Ehlers said she sold her house and car to launch the project, and she planned to distribute 30,000 free devices under supervision during the World Cup period. "I consulted engineers, gynecologists and psychologists to help in the design and make sure it was safe," she said. After the trial period, they'll be available for about $2 a piece. She hopes the women will report back to her.

I'm not sure how I feel about this. The design is ingenious, and it's certainly an interesting thing to talk about in a blog post. But I think I agree with the concerns of critics who say the device isn't a real solution to the problem of rape, and I worry that it could place the women who use it at higher risk for violence from men who find their "parts" trapped in the thing. Without getting too graphic here—other forms of sexual assault are still possible. And beyond that, the idea of carrying this thing around inside one's body is very strange:
It's also a form of "enslavement," said Victoria Kajja, a fellow for the Centers for Disease Control and Prevention in the east African country of Uganda. "The fears surrounding the victim, the act of wearing the condom in anticipation of being assaulted all represent enslavement that no woman should be subjected to."

"It not only presents the victim with a false sense of security, but psychological trauma," she added. "It also does not help with the psychological problems that manifest after assaults."

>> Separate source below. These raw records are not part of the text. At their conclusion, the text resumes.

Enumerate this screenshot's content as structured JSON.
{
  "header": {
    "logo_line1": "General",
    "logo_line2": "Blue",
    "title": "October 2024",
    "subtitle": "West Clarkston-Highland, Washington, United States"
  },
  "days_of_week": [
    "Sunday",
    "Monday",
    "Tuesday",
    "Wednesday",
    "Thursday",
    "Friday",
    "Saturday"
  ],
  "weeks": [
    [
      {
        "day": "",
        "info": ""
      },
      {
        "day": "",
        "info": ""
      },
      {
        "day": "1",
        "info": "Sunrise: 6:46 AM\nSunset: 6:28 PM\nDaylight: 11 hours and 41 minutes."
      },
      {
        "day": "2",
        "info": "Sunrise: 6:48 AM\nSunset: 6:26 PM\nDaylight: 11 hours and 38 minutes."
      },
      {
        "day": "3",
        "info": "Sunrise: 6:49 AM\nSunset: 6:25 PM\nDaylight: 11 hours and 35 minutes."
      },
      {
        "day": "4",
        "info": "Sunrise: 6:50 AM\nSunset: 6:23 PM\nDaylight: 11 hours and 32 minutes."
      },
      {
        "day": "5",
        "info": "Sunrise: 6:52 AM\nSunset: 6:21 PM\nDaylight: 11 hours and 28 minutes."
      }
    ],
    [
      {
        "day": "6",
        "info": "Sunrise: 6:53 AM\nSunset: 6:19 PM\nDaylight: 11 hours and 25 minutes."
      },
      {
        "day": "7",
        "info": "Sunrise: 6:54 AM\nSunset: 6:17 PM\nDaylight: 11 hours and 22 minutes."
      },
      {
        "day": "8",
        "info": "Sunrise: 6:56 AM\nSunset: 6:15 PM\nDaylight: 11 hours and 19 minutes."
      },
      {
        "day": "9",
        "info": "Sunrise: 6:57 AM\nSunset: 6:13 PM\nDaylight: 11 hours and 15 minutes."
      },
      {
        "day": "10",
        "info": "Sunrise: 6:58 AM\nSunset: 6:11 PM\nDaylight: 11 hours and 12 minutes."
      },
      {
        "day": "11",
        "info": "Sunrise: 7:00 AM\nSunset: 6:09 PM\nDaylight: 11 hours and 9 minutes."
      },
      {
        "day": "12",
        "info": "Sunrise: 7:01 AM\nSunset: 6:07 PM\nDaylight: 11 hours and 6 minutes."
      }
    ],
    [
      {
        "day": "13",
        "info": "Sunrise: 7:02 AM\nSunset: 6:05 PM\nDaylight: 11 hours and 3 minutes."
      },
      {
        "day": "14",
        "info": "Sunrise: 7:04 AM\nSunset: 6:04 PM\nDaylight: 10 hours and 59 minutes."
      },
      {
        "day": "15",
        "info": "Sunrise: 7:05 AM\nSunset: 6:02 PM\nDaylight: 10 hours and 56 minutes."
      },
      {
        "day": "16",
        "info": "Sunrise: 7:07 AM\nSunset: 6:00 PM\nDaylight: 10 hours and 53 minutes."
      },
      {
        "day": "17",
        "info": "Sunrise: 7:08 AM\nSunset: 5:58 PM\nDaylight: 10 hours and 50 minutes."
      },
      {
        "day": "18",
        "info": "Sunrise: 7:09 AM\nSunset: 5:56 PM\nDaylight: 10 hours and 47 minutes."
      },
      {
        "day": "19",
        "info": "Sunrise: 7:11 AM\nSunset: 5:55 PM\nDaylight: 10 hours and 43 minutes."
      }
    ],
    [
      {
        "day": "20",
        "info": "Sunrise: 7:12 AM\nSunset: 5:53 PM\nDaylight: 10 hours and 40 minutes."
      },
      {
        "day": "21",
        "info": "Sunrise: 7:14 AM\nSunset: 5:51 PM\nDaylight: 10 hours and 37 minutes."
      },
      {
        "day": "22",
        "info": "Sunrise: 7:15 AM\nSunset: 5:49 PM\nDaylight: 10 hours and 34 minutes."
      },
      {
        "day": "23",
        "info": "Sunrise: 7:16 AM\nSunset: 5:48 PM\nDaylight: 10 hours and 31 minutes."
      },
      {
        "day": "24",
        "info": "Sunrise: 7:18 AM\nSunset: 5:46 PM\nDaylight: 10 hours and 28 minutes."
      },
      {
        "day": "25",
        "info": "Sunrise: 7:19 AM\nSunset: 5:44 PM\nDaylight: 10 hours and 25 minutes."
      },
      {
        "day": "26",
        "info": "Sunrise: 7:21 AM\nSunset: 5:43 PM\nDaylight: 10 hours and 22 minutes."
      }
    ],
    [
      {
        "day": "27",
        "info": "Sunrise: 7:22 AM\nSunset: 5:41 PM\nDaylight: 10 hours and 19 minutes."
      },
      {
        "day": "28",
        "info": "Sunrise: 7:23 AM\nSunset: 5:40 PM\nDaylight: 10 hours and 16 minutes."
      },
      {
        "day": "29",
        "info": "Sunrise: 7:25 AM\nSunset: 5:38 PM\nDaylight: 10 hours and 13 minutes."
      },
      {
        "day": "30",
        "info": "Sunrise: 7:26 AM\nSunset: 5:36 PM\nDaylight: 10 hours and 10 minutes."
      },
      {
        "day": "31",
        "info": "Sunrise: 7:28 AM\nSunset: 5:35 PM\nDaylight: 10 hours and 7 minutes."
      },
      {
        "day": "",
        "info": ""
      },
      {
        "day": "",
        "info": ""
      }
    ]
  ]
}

That said, have I come up with a better solution?

No.

I can't fault the device's inventor for at least trying to help women at risk for sexual assault, even if she's doing so in a way I might find odd, imperfect, or unorthodox. Her country, South Africa, has one of the highest number of rapes per capita in the world:

A 2009 report by the nation's Medical Research Council found that 28 percent of men surveyed had raped a woman or girl, with one in 20 saying they had raped in the past year, according to Human Rights Watch.

Link to CNN story.

The product website is here, and the FAQ page is pretty intense. This page includes a surreal and explanatory Flash video. The Rape-aXe website includes a "Links" page which bizarrely points to a single external website: a South African resort which is "a haven for bird watching and fly fishing." Not sure what the message is there.

(Images courtesy of Dr. Ehlers / Thanks, Frikkie Terreblanche!)